PROBLEM DETAILS: Retype the entries below exactly, dropping the images.
═════ ENTRIES SUPPLIED
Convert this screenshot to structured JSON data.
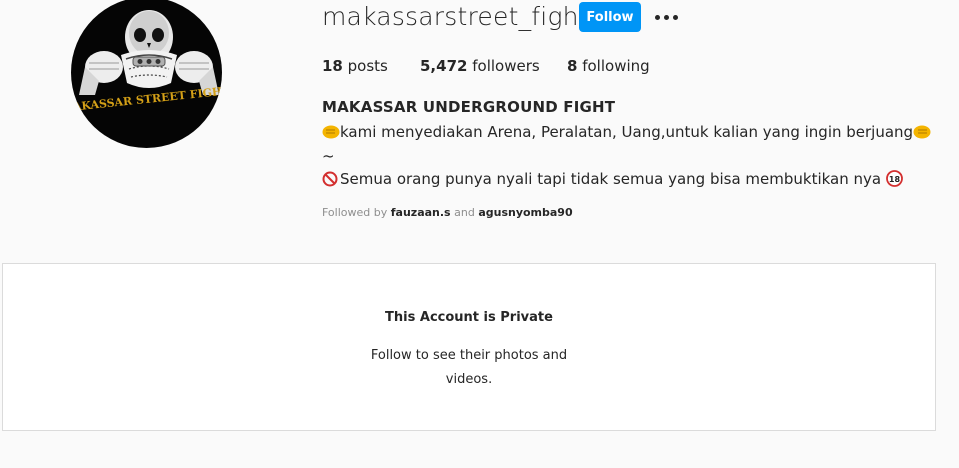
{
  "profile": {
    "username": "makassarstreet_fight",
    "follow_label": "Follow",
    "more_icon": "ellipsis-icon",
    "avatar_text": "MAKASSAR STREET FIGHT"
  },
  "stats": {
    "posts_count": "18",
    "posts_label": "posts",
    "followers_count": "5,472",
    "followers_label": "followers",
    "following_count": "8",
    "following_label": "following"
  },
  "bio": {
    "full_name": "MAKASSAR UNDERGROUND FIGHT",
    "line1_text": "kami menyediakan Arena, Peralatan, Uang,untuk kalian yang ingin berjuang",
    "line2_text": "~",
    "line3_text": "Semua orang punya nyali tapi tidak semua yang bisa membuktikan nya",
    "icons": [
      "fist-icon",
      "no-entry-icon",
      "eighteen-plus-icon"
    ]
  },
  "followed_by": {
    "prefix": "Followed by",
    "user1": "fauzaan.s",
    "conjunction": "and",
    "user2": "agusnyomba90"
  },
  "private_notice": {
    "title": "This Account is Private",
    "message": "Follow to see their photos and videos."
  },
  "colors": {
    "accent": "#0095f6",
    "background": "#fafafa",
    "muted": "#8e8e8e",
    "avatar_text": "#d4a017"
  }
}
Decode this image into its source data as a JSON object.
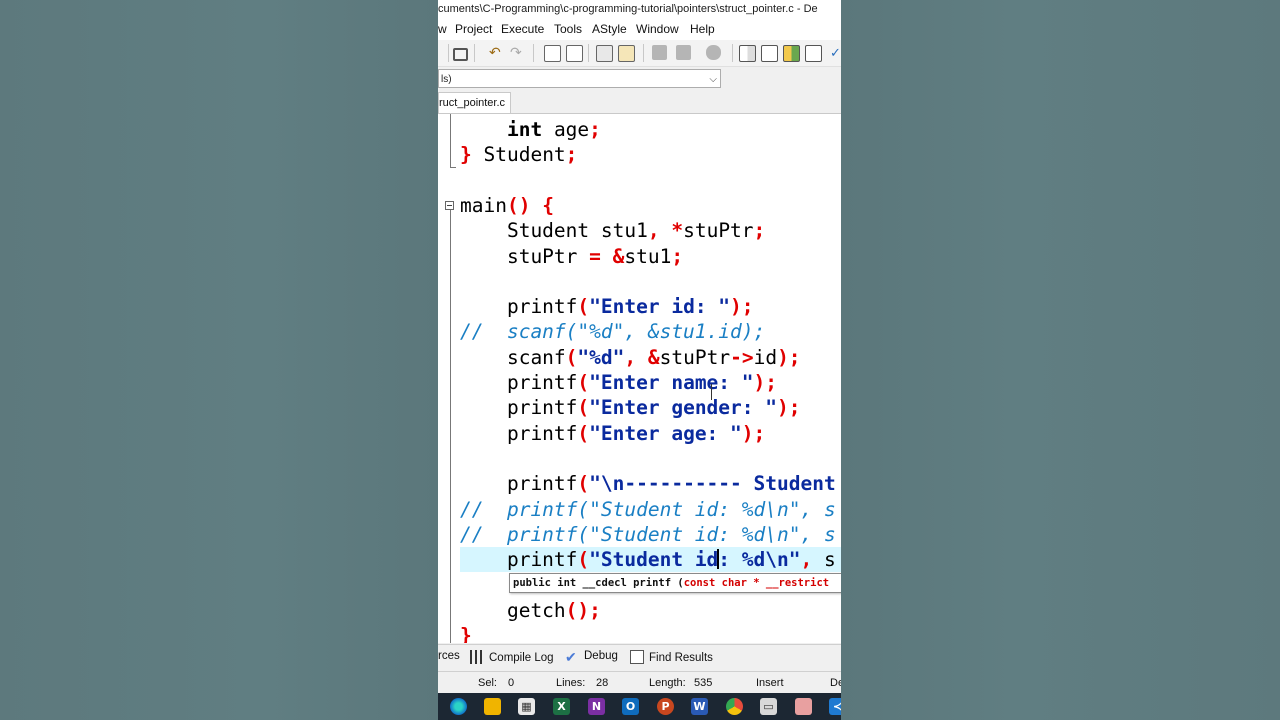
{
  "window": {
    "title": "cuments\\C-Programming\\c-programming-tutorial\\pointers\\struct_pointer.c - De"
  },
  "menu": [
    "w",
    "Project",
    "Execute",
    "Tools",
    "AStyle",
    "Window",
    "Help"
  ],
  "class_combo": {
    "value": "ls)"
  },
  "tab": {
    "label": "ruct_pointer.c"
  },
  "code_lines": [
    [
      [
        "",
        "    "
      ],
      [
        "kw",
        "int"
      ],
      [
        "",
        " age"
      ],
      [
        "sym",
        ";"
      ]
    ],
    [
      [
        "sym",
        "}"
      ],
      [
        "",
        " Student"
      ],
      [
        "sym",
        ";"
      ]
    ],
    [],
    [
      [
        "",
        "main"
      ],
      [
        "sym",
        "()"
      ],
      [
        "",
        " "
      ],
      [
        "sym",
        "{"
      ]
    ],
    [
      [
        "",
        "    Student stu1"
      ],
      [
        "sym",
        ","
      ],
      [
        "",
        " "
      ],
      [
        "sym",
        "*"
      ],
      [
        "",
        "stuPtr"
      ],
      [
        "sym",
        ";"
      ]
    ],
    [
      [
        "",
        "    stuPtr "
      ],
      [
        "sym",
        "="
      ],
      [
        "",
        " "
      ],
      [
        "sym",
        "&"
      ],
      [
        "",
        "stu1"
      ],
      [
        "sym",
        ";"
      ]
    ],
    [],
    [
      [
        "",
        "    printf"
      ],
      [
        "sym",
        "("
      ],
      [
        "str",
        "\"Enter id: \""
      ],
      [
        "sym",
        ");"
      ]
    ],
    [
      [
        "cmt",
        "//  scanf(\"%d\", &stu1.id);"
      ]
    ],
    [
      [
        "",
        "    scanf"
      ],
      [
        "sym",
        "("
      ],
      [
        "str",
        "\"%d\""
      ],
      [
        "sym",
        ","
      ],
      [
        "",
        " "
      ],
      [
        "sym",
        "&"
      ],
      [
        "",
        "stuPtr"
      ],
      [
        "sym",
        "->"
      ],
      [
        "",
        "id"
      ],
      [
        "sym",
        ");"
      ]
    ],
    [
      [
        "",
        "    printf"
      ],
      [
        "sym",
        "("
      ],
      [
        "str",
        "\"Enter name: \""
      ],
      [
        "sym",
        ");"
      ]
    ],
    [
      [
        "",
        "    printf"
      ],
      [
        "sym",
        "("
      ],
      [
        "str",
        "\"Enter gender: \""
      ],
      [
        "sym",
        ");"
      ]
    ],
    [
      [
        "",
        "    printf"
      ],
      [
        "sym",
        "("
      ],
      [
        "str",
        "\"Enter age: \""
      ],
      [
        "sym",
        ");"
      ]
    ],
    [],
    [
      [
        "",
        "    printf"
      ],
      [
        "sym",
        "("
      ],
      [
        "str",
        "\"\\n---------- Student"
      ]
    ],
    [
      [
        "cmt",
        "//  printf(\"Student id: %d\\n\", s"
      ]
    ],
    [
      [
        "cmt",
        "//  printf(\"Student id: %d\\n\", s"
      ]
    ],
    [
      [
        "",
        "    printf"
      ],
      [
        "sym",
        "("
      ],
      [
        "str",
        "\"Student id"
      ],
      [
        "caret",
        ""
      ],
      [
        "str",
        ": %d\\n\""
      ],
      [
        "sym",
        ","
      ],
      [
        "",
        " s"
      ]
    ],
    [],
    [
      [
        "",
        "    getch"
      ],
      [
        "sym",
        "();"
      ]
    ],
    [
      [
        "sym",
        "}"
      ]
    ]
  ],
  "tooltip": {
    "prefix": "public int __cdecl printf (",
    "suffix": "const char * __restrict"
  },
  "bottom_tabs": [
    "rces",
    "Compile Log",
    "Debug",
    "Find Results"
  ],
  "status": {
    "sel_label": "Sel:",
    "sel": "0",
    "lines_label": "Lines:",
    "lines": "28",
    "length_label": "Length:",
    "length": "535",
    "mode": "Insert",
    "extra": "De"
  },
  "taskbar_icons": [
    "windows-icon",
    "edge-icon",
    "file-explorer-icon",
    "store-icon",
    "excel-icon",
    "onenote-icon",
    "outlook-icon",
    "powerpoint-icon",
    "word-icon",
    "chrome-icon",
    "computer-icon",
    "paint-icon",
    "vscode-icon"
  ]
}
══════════
RESULT BELOW:
Convert this screenshot to structured JSON data.
{
  "profile": {
    "username": "makassarstreet_fight",
    "follow_label": "Follow",
    "more_icon": "ellipsis-icon",
    "avatar_text": "MAKASSAR STREET FIGHT"
  },
  "stats": {
    "posts_count": "18",
    "posts_label": "posts",
    "followers_count": "5,472",
    "followers_label": "followers",
    "following_count": "8",
    "following_label": "following"
  },
  "bio": {
    "full_name": "MAKASSAR UNDERGROUND FIGHT",
    "line1_text": "kami menyediakan Arena, Peralatan, Uang,untuk kalian yang ingin berjuang",
    "line2_text": "~",
    "line3_text": "Semua orang punya nyali tapi tidak semua yang bisa membuktikan nya",
    "icons": [
      "fist-icon",
      "no-entry-icon",
      "eighteen-plus-icon"
    ]
  },
  "followed_by": {
    "prefix": "Followed by",
    "user1": "fauzaan.s",
    "conjunction": "and",
    "user2": "agusnyomba90"
  },
  "private_notice": {
    "title": "This Account is Private",
    "message": "Follow to see their photos and videos."
  },
  "colors": {
    "accent": "#0095f6",
    "background": "#fafafa",
    "muted": "#8e8e8e",
    "avatar_text": "#d4a017"
  }
}
Decode this image into its source data as a JSON object.
{
  "window": {
    "title": "cuments\\C-Programming\\c-programming-tutorial\\pointers\\struct_pointer.c - De"
  },
  "menu": [
    "w",
    "Project",
    "Execute",
    "Tools",
    "AStyle",
    "Window",
    "Help"
  ],
  "class_combo": {
    "value": "ls)"
  },
  "tab": {
    "label": "ruct_pointer.c"
  },
  "code_lines": [
    [
      [
        "",
        "    "
      ],
      [
        "kw",
        "int"
      ],
      [
        "",
        " age"
      ],
      [
        "sym",
        ";"
      ]
    ],
    [
      [
        "sym",
        "}"
      ],
      [
        "",
        " Student"
      ],
      [
        "sym",
        ";"
      ]
    ],
    [],
    [
      [
        "",
        "main"
      ],
      [
        "sym",
        "()"
      ],
      [
        "",
        " "
      ],
      [
        "sym",
        "{"
      ]
    ],
    [
      [
        "",
        "    Student stu1"
      ],
      [
        "sym",
        ","
      ],
      [
        "",
        " "
      ],
      [
        "sym",
        "*"
      ],
      [
        "",
        "stuPtr"
      ],
      [
        "sym",
        ";"
      ]
    ],
    [
      [
        "",
        "    stuPtr "
      ],
      [
        "sym",
        "="
      ],
      [
        "",
        " "
      ],
      [
        "sym",
        "&"
      ],
      [
        "",
        "stu1"
      ],
      [
        "sym",
        ";"
      ]
    ],
    [],
    [
      [
        "",
        "    printf"
      ],
      [
        "sym",
        "("
      ],
      [
        "str",
        "\"Enter id: \""
      ],
      [
        "sym",
        ");"
      ]
    ],
    [
      [
        "cmt",
        "//  scanf(\"%d\", &stu1.id);"
      ]
    ],
    [
      [
        "",
        "    scanf"
      ],
      [
        "sym",
        "("
      ],
      [
        "str",
        "\"%d\""
      ],
      [
        "sym",
        ","
      ],
      [
        "",
        " "
      ],
      [
        "sym",
        "&"
      ],
      [
        "",
        "stuPtr"
      ],
      [
        "sym",
        "->"
      ],
      [
        "",
        "id"
      ],
      [
        "sym",
        ");"
      ]
    ],
    [
      [
        "",
        "    printf"
      ],
      [
        "sym",
        "("
      ],
      [
        "str",
        "\"Enter name: \""
      ],
      [
        "sym",
        ");"
      ]
    ],
    [
      [
        "",
        "    printf"
      ],
      [
        "sym",
        "("
      ],
      [
        "str",
        "\"Enter gender: \""
      ],
      [
        "sym",
        ");"
      ]
    ],
    [
      [
        "",
        "    printf"
      ],
      [
        "sym",
        "("
      ],
      [
        "str",
        "\"Enter age: \""
      ],
      [
        "sym",
        ");"
      ]
    ],
    [],
    [
      [
        "",
        "    printf"
      ],
      [
        "sym",
        "("
      ],
      [
        "str",
        "\"\\n---------- Student"
      ]
    ],
    [
      [
        "cmt",
        "//  printf(\"Student id: %d\\n\", s"
      ]
    ],
    [
      [
        "cmt",
        "//  printf(\"Student id: %d\\n\", s"
      ]
    ],
    [
      [
        "",
        "    printf"
      ],
      [
        "sym",
        "("
      ],
      [
        "str",
        "\"Student id"
      ],
      [
        "caret",
        ""
      ],
      [
        "str",
        ": %d\\n\""
      ],
      [
        "sym",
        ","
      ],
      [
        "",
        " s"
      ]
    ],
    [],
    [
      [
        "",
        "    getch"
      ],
      [
        "sym",
        "();"
      ]
    ],
    [
      [
        "sym",
        "}"
      ]
    ]
  ],
  "tooltip": {
    "prefix": "public int __cdecl printf (",
    "suffix": "const char * __restrict"
  },
  "bottom_tabs": [
    "rces",
    "Compile Log",
    "Debug",
    "Find Results"
  ],
  "status": {
    "sel_label": "Sel:",
    "sel": "0",
    "lines_label": "Lines:",
    "lines": "28",
    "length_label": "Length:",
    "length": "535",
    "mode": "Insert",
    "extra": "De"
  },
  "taskbar_icons": [
    "windows-icon",
    "edge-icon",
    "file-explorer-icon",
    "store-icon",
    "excel-icon",
    "onenote-icon",
    "outlook-icon",
    "powerpoint-icon",
    "word-icon",
    "chrome-icon",
    "computer-icon",
    "paint-icon",
    "vscode-icon"
  ]
}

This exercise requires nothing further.